Task instructions:
For each entry below, please return its exact wording and leave out any picture.

(Interface dataset entries)
....
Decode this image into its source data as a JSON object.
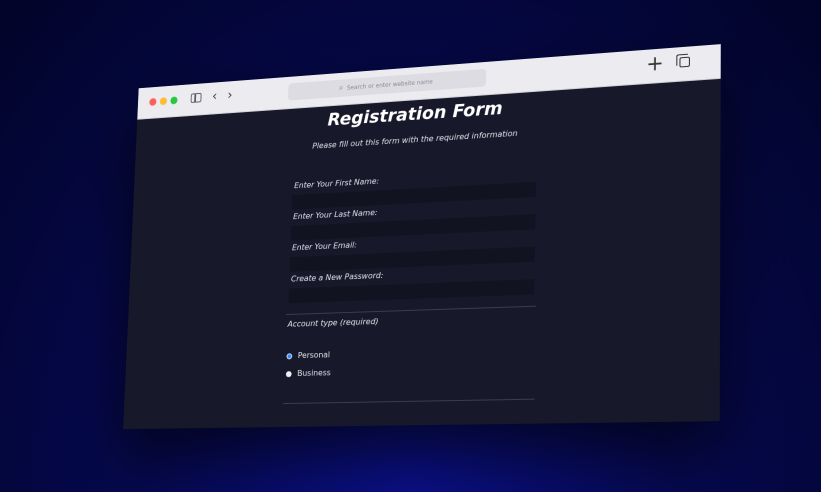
{
  "browser": {
    "url_placeholder": "Search or enter website name",
    "icons": [
      "sidebar-icon",
      "back-icon",
      "forward-icon",
      "search-icon",
      "new-tab-icon",
      "tab-overview-icon"
    ]
  },
  "form": {
    "title": "Registration Form",
    "subtitle": "Please fill out this form with the required information",
    "fields": [
      {
        "label": "Enter Your First Name:",
        "value": ""
      },
      {
        "label": "Enter Your Last Name:",
        "value": ""
      },
      {
        "label": "Enter Your Email:",
        "value": ""
      },
      {
        "label": "Create a New Password:",
        "value": ""
      }
    ],
    "account_type_label": "Account type (required)",
    "account_options": [
      {
        "label": "Personal",
        "selected": true
      },
      {
        "label": "Business",
        "selected": false
      }
    ]
  },
  "colors": {
    "page_bg": "#171829",
    "input_bg": "#121320",
    "radio_selected": "#2e8bff"
  }
}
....
Output for this task:
Decode this image into its source data as a JSON object.
{
  "browser": {
    "url_placeholder": "Search or enter website name",
    "icons": [
      "sidebar-icon",
      "back-icon",
      "forward-icon",
      "search-icon",
      "new-tab-icon",
      "tab-overview-icon"
    ]
  },
  "form": {
    "title": "Registration Form",
    "subtitle": "Please fill out this form with the required information",
    "fields": [
      {
        "label": "Enter Your First Name:",
        "value": ""
      },
      {
        "label": "Enter Your Last Name:",
        "value": ""
      },
      {
        "label": "Enter Your Email:",
        "value": ""
      },
      {
        "label": "Create a New Password:",
        "value": ""
      }
    ],
    "account_type_label": "Account type (required)",
    "account_options": [
      {
        "label": "Personal",
        "selected": true
      },
      {
        "label": "Business",
        "selected": false
      }
    ]
  },
  "colors": {
    "page_bg": "#171829",
    "input_bg": "#121320",
    "radio_selected": "#2e8bff"
  }
}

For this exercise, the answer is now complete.